The challenges faced by individuals and families at the end of life are still incredibly diverse, and many behavioural interventions and clinical approaches have been developed to address this great diversity of experiences in the face of dying and death, helping providers to care for their clients. Perspectives on Behavioural Interventions in Palliative and End-of-Life Care is an accessible resource that collates and explores interventions that can be used to address a wide range of behavioural, psychological, social and spiritual issues that arise when people are facing advanced chronic or life-limiting illness.
With perspectives from experienced clinicians, providers, and caregivers from around the world, this book offers a strong foundation in contemporary evidence-based practice alongside seasoned practice insights from the field. Its chapters explore:
- Interventions to enhance communication and decision making
- The management of physical and mental health symptoms
- Meaning-Centred Psychotherapy for cancer patients
- Dignity Therapy
- Interventions embracing cultural diversity and intersectionality.
Together with Perspectives on Palliative and End-of-Life Care: Disease, Social and Cultural Context, the book provides a foundation for collaborative international and interprofessional work by providing state-of science information on behavioural interventions addressing mental health and wellness. It is of interest to academics, researchers and postgraduates in the fields of mental health, medicine, psychology and social work, and is essential reading for healthcare providers and trainees from psychosocial and palliative medicine, social work and nursing.
Table of Contents
Chapter 1: The International Context of Behavioural Palliative and End-of-Life Care: Biopsychosocial and Lifespan Perspectives
Chapter 2: Interventions to Enhance Communication and Decision Making in the Context of Serious Illness
Chapter 3: Behavioural Management of Physical and Psychological Symptoms in Palliative Care
Chapter 4: Meaning-Centered Psychotherapy for Cancer Patients with Advanced and Terminal Illness
Chapter 5: Dignity Therapy
Chapter 6: Cultural Diversity and Intersectionality in the End-of-Life Experience
Chapter 7: Similarities and Differences in Behavioural Interventions and Impact on Mental Health and Wellness in Palliative and End-of-Life
Rebecca S. Allen is Professor of Psychology at the Alabama Research Institute on Aging and the Department of Psychology, the University of Alabama, USA.
Brian D. Carpenter is Professor of Psychological & Brain Sciences, Washington University, St. Louis, USA.
Morgan K. Eichorst is a clinical psychologist working within the Veterans Affairs Medical Center, USA.
"This is a unique book that provides a state of the art review of behavioural interventions to improve decision-making, communication, and well-being in patients and families facing advanced illness. Its emphasis on biopsychosocial and spiritual dimensions, and inclusion of both practical clinical issues and evidence is exemplary. There is outstanding attention to diverse populations, including LGBT and cultural issues, and case studies provide vivid examples.
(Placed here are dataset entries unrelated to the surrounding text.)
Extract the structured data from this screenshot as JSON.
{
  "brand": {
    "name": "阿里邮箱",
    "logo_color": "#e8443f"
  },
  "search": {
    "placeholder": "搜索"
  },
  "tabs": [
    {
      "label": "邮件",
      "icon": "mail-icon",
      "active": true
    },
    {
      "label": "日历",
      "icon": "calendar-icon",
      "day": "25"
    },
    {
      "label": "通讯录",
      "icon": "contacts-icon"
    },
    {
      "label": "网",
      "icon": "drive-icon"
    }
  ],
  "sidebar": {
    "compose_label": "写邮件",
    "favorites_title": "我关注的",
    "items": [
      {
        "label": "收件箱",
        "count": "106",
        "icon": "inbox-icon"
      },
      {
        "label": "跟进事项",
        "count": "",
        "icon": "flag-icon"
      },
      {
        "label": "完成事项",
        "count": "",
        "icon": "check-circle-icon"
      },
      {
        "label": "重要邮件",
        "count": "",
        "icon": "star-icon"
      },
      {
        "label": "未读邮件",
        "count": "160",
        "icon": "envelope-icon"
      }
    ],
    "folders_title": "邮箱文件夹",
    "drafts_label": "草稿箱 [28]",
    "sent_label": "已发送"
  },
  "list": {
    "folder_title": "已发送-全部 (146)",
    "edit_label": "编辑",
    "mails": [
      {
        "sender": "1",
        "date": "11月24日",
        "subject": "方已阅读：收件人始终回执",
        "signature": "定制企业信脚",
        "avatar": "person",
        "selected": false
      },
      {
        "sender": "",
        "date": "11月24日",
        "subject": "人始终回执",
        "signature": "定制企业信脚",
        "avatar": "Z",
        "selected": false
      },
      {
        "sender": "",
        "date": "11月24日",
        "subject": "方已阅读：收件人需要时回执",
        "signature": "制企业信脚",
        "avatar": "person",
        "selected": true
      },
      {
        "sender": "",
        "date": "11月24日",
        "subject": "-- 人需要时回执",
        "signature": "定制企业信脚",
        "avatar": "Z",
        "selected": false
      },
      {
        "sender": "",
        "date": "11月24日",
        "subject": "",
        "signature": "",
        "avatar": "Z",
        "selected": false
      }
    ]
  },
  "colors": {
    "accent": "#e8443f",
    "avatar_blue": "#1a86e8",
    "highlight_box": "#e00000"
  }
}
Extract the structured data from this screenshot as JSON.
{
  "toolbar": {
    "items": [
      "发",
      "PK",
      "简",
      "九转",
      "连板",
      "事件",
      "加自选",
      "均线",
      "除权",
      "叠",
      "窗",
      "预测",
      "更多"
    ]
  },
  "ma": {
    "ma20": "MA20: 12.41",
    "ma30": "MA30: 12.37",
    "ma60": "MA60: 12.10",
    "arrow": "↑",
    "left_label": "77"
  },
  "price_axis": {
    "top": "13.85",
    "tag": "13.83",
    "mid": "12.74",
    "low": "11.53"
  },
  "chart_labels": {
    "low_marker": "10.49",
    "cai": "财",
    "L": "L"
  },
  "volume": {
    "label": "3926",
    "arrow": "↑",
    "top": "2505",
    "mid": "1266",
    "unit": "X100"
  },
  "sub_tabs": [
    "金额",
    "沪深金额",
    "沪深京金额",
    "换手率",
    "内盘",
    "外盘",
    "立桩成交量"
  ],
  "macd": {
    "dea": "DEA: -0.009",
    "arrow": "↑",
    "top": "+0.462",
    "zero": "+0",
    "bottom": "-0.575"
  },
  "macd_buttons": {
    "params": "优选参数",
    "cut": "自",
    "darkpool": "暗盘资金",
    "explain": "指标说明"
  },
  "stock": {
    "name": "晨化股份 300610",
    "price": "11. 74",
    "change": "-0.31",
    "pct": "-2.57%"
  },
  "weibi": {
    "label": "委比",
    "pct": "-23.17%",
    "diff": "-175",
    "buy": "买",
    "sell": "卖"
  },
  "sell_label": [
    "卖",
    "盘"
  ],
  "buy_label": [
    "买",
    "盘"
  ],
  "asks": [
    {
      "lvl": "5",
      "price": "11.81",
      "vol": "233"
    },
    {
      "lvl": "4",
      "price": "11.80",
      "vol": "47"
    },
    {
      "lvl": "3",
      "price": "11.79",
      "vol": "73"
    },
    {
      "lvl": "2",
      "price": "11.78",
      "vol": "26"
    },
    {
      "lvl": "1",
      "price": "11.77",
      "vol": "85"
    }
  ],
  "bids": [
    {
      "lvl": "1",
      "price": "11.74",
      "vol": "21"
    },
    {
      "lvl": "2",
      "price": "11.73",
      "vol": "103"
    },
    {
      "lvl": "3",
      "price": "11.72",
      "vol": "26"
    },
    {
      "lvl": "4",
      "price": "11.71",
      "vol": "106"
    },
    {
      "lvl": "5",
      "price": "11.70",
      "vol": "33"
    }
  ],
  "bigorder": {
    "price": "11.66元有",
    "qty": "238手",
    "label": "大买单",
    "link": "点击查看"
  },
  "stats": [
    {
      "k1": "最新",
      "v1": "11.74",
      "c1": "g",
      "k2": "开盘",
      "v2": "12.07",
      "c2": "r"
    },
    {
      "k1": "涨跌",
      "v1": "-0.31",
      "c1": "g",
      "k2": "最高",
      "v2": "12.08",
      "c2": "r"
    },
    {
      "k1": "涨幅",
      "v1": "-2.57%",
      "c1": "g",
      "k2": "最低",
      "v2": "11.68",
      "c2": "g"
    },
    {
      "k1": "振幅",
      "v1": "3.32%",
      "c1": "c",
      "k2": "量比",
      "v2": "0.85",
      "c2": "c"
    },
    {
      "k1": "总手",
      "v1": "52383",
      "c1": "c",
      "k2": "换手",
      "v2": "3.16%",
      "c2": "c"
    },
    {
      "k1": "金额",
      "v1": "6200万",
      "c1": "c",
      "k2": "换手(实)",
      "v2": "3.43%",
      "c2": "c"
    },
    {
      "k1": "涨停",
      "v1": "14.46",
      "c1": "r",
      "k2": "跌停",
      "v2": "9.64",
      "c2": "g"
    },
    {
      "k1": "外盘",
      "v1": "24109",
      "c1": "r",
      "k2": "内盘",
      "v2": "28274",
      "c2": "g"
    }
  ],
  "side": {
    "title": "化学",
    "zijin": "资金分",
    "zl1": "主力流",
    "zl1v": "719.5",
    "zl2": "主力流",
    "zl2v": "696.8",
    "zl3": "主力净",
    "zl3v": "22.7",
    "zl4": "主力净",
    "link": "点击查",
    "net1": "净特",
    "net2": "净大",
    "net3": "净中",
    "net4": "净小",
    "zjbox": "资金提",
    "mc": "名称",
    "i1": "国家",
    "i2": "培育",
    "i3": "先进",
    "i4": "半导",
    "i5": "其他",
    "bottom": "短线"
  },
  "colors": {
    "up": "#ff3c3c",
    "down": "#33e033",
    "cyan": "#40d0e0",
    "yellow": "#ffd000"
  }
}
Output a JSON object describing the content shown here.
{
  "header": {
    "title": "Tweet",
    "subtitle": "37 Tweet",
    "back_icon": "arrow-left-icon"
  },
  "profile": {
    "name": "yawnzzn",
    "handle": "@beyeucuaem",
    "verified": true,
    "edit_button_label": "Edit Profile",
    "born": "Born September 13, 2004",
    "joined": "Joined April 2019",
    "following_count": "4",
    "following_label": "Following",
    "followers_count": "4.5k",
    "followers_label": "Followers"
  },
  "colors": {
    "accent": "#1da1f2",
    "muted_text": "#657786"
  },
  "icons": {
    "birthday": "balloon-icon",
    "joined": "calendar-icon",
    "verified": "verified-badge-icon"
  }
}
This is the best book I have read on the topic, and one I will include in my graduate courses on coping with chronic illness and psychotherapy with older adults."
William E. Haley, PhD, Professor, School of Aging Studies, University of South Florida.
"For psychologists, chaplains, social work clinicians and whole health therapists, this foundational text is a welcome contribution. The authors lay out what is known, and where gaps remain in our palliative care psychosocial treatment repertoire. The thought-provoking and realistic vignettes encourage us to review across multiple dimensions for assessment and treatment planning. This will be required reading in our psychology palliative care training library!"
Elizabeth Goy Ph.D., Psychology Palliative Care Fellowship Supervisor, VA Portland Health Care System; Associate Professor of Psychiatry, Oregon Health & Science University School of Medicine.
"There is a good discussion of a range of interventions designed to enhance communication and decision-making, which provided a neat summary and assessment of each. I suspect that psychologists may remain under-represented, and that means that the rest of us (doctors, nurses, social workers and others) will have to continue doing the best that we can with psychological issues. This book provides a reasonably detailed but succinct review of the problems and any member of the team will be better off for having read it."
Roger Woodruff, hospicecare.com Newsletter.